San Francisco Pride 2015.
San Francisco Pride 2015.
Rick Loomis via Getty Images

San Francisco Pride, the country’s largest annual lesbian, gay, bisexual, transgender, and queer (LGBTQ) pride celebration, is kicking off this weekend without one of its grand marshals: Black Lives Matter.

Bay Area members of the black millennial social justice movement withdrew from the event on Friday, stating that they will no longer participate in this weekend’s festivities in response to SF Pride organizers’ push for increased police presence.

"The Black Lives Matter network is grateful to the people of San Francisco for choosing us, we choose you too," Malkia Cyril, a Black Lives Matter member, said in a press release. "As queer people of color, we are disproportionately targeted by both vigilante and police violence. We know first hand that increasing the police presence at Pride does not increase safety for all people. Militarizing these events increases the potential for harm to our communities and we hope in the future SF Pride will consider community-centered approaches to security at pride events."

Two other grand marshals also dropped out: St. James Infirmary, which focuses on providing medical and social services for sex workers, and Janetta Johnson, the executive director of the TGI Justice Project, which advocates for imprisoned transgender, gender nonconforming, and intersex people.

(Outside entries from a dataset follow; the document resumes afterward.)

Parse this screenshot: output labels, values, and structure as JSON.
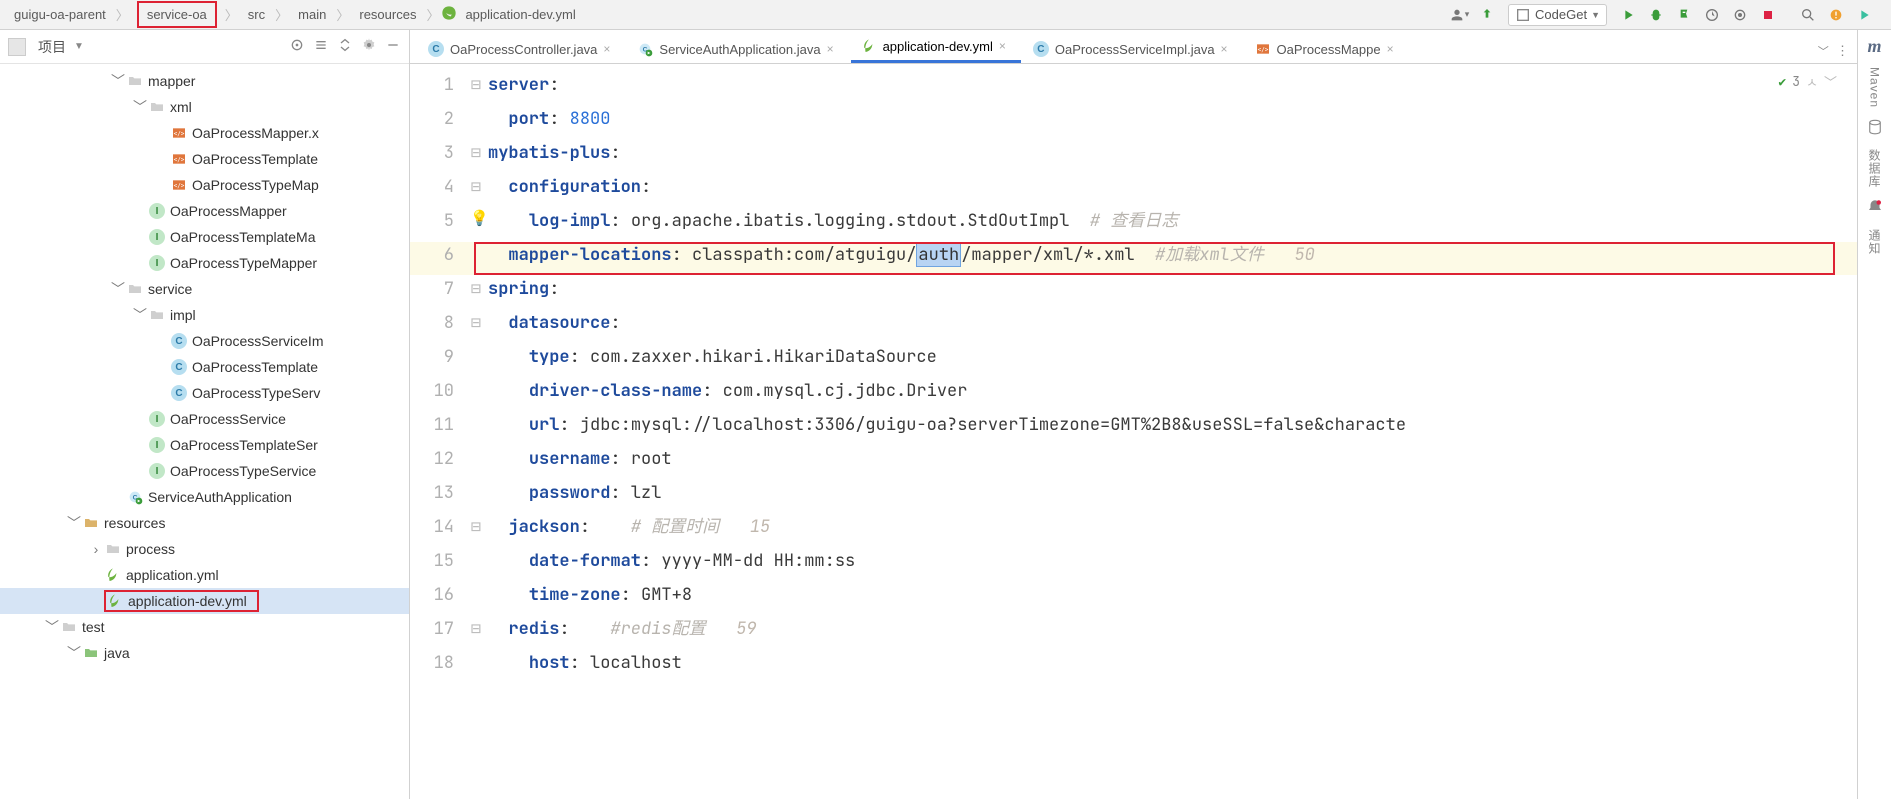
{
  "breadcrumb": {
    "root": "guigu-oa-parent",
    "module": "service-oa",
    "src": "src",
    "main": "main",
    "resources": "resources",
    "file": "application-dev.yml"
  },
  "runconfig": {
    "label": "CodeGet"
  },
  "project_panel": {
    "title": "项目"
  },
  "tree": [
    {
      "d": 5,
      "caret": "v",
      "icon": "folder-muted",
      "label": "mapper"
    },
    {
      "d": 6,
      "caret": "v",
      "icon": "folder-muted",
      "label": "xml"
    },
    {
      "d": 7,
      "caret": "",
      "icon": "xml",
      "label": "OaProcessMapper.x"
    },
    {
      "d": 7,
      "caret": "",
      "icon": "xml",
      "label": "OaProcessTemplate"
    },
    {
      "d": 7,
      "caret": "",
      "icon": "xml",
      "label": "OaProcessTypeMap"
    },
    {
      "d": 6,
      "caret": "",
      "icon": "iface",
      "label": "OaProcessMapper"
    },
    {
      "d": 6,
      "caret": "",
      "icon": "iface",
      "label": "OaProcessTemplateMa"
    },
    {
      "d": 6,
      "caret": "",
      "icon": "iface",
      "label": "OaProcessTypeMapper"
    },
    {
      "d": 5,
      "caret": "v",
      "icon": "folder-muted",
      "label": "service"
    },
    {
      "d": 6,
      "caret": "v",
      "icon": "folder-muted",
      "label": "impl"
    },
    {
      "d": 7,
      "caret": "",
      "icon": "class",
      "label": "OaProcessServiceIm"
    },
    {
      "d": 7,
      "caret": "",
      "icon": "class",
      "label": "OaProcessTemplate"
    },
    {
      "d": 7,
      "caret": "",
      "icon": "class",
      "label": "OaProcessTypeServ"
    },
    {
      "d": 6,
      "caret": "",
      "icon": "iface",
      "label": "OaProcessService"
    },
    {
      "d": 6,
      "caret": "",
      "icon": "iface",
      "label": "OaProcessTemplateSer"
    },
    {
      "d": 6,
      "caret": "",
      "icon": "iface",
      "label": "OaProcessTypeService"
    },
    {
      "d": 5,
      "caret": "",
      "icon": "spring-run",
      "label": "ServiceAuthApplication"
    },
    {
      "d": 3,
      "caret": "v",
      "icon": "folder-res",
      "label": "resources"
    },
    {
      "d": 4,
      "caret": ">",
      "icon": "folder-muted",
      "label": "process"
    },
    {
      "d": 4,
      "caret": "",
      "icon": "leaf",
      "label": "application.yml"
    },
    {
      "d": 4,
      "caret": "",
      "icon": "leaf",
      "label": "application-dev.yml",
      "selected": true
    },
    {
      "d": 2,
      "caret": "v",
      "icon": "folder-muted",
      "label": "test"
    },
    {
      "d": 3,
      "caret": "v",
      "icon": "folder-green",
      "label": "java"
    }
  ],
  "tabs": [
    {
      "icon": "class",
      "label": "OaProcessController.java",
      "active": false
    },
    {
      "icon": "spring-run",
      "label": "ServiceAuthApplication.java",
      "active": false
    },
    {
      "icon": "leaf",
      "label": "application-dev.yml",
      "active": true
    },
    {
      "icon": "class",
      "label": "OaProcessServiceImpl.java",
      "active": false
    },
    {
      "icon": "xml",
      "label": "OaProcessMappe",
      "active": false
    }
  ],
  "warn_count": "3",
  "code": {
    "l1": {
      "k": "server",
      "c": ":"
    },
    "l2": {
      "k": "port",
      "c": ": ",
      "v": "8800"
    },
    "l3": {
      "k": "mybatis-plus",
      "c": ":"
    },
    "l4": {
      "k": "configuration",
      "c": ":"
    },
    "l5": {
      "k": "log-impl",
      "c": ": ",
      "v": "org.apache.ibatis.logging.stdout.StdOutImpl",
      "cm": "  # 查看日志"
    },
    "l6": {
      "k": "mapper-locations",
      "c": ": ",
      "pre": "classpath:com/atguigu/",
      "sel": "auth",
      "post": "/mapper/xml/*.xml",
      "cm": "  #加载xml文件",
      "hint": "   50"
    },
    "l7": {
      "k": "spring",
      "c": ":"
    },
    "l8": {
      "k": "datasource",
      "c": ":"
    },
    "l9": {
      "k": "type",
      "c": ": ",
      "v": "com.zaxxer.hikari.HikariDataSource"
    },
    "l10": {
      "k": "driver-class-name",
      "c": ": ",
      "v": "com.mysql.cj.jdbc.Driver"
    },
    "l11": {
      "k": "url",
      "c": ": ",
      "v": "jdbc:mysql://localhost:3306/guigu-oa?serverTimezone=GMT%2B8&useSSL=false&characte"
    },
    "l12": {
      "k": "username",
      "c": ": ",
      "v": "root"
    },
    "l13": {
      "k": "password",
      "c": ": ",
      "v": "lzl"
    },
    "l14": {
      "k": "jackson",
      "c": ":",
      "cm": "    # 配置时间",
      "hint": "   15"
    },
    "l15": {
      "k": "date-format",
      "c": ": ",
      "v": "yyyy-MM-dd HH:mm:ss"
    },
    "l16": {
      "k": "time-zone",
      "c": ": ",
      "v": "GMT+8"
    },
    "l17": {
      "k": "redis",
      "c": ":",
      "cm": "    #redis配置",
      "hint": "   59"
    },
    "l18": {
      "k": "host",
      "c": ": ",
      "v": "localhost"
    }
  },
  "right_rail": {
    "maven": "Maven",
    "db": "数据库",
    "notify": "通知"
  }
}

SF Pride’s grand marshals serve as the "public emissaries of Pride," according to the organization’s website. "They represent a mix of individuals and organizations that have made significant contributions to the lesbian, gay, bisexual, transgender community. With the help of community input, Pride selects these groups and individuals as Grand Marshals in order to honor the work they have put into furthering the causes of LGBT people."

In March, SF Pride named Black Lives Matter an organizational grand marshal for this year’s parade, which is themed "for racial and economic justice." However, Black Lives Matter organizers grew concerned after SF Pride officials announced Tuesday that there would be a "significant police presence," including security screening to enter the festival area at the Civic Center — a first in SF Pride’s 46-year history.

Fears about security at SF Pride arose, in part, because of the June 12 shooting at Pulse nightclub in Orlando, in which 49 LGBTQ people were killed. But the SF Pride organizers’ decision to increase the police presence at the events disproportionately alienates LGBTQ people of color, a group that led the riots against police raids at Stonewall Inn in June 1969 that catalyzed the modern gay rights movement pride commemorates.

A 2014 study from Columbia University found that LGBTQ youth and transgender women of color are disproportionately subject to discriminatory and abusive police practices, including being "endemically profiled" by law enforcement for potentially engaging in sex work.

And according to a 2015 study by the San Francisco LGBT Center of 400 community members, only 50 percent of LGBTQ people of color and 40 percent of transgender people of color believed police would help them if needed.

Michelle Meow, the SF Pride board president, told the Guardian that she supports and endorses the Black Lives Matter organizers’ decision.

"Increasing police presence in our community is not the solution," Meow said. "I will be missing some of you, but I know this is the beginning of something that we’re going to do in San Francisco. We stand here today in support and solidarity of all of our honorees and grand marshals, including Black Lives Matter."

But despite Meow's statement of support, SF Pride’s increased security measures will remain in place.